## What is expected
Which lines of the entries below hold the word "title"? Report each of them.

[Records excerpted from a collection]
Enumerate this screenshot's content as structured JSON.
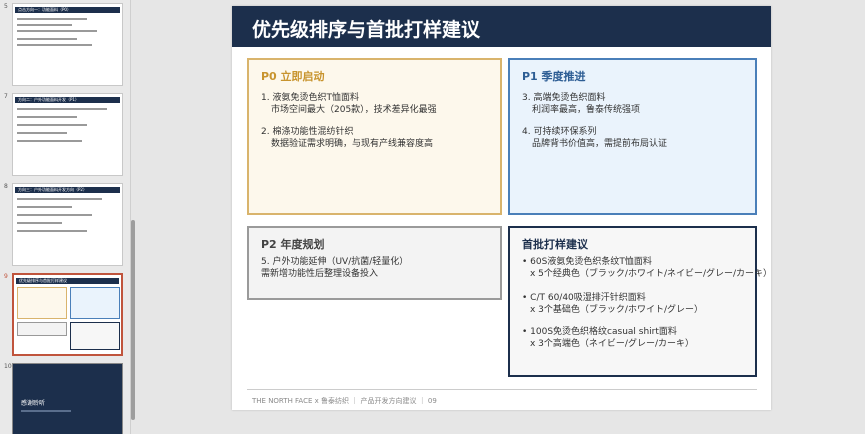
{
  "thumbnails": [
    {
      "num": "5",
      "title": "点击方向一：功能面料（P0）"
    },
    {
      "num": "7",
      "title": "方向二：户外功能面料开发（P1）"
    },
    {
      "num": "8",
      "title": "方向三：户外功能面料开发方向（P2）"
    },
    {
      "num": "9",
      "title": "优先级排序与首批打样建议"
    },
    {
      "num": "10",
      "title": "感谢聆听"
    }
  ],
  "slide": {
    "title": "优先级排序与首批打样建议",
    "p0": {
      "title": "P0 立即启动",
      "items": [
        "1. 液氨免烫色织T恤面料",
        "市场空间最大（205款），技术差异化最强",
        "2. 棉涤功能性混纺针织",
        "数据验证需求明确，与现有产线兼容度高"
      ]
    },
    "p1": {
      "title": "P1 季度推进",
      "items": [
        "3. 高端免烫色织面料",
        "利润率最高，鲁泰传统强项",
        "4. 可持续环保系列",
        "品牌背书价值高，需提前布局认证"
      ]
    },
    "p2": {
      "title": "P2 年度规划",
      "items": [
        "5. 户外功能延伸（UV/抗菌/轻量化）",
        "需新增功能性后整理设备投入"
      ]
    },
    "batch": {
      "title": "首批打样建议",
      "items": [
        "• 60S液氨免烫色织条纹T恤面料",
        "x 5个经典色（ブラック/ホワイト/ネイビー/グレー/カーキ）",
        "• C/T 60/40吸湿排汗针织面料",
        "x 3个基础色（ブラック/ホワイト/グレー）",
        "• 100S免烫色织格纹casual shirt面料",
        "x 3个高端色（ネイビー/グレー/カーキ）"
      ]
    },
    "footer": "THE NORTH FACE x 鲁泰纺织 ｜ 产品开发方向建议 ｜ 09"
  },
  "colors": {
    "navy": "#1c2f4c",
    "p0_accent": "#d9b46c",
    "p1_accent": "#4a7fb9",
    "p2_accent": "#9a9a9a"
  }
}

## Task response
      "title": "点击方向一：功能面料（P0）"
      "title": "方向二：户外功能面料开发（P1）"
      "title": "方向三：户外功能面料开发方向（P2）"
      "title": "优先级排序与首批打样建议"
      "title": "感谢聆听"
    "title": "优先级排序与首批打样建议",
      "title": "P0 立即启动",
      "title": "P1 季度推进",
      "title": "P2 年度规划",
      "title": "首批打样建议",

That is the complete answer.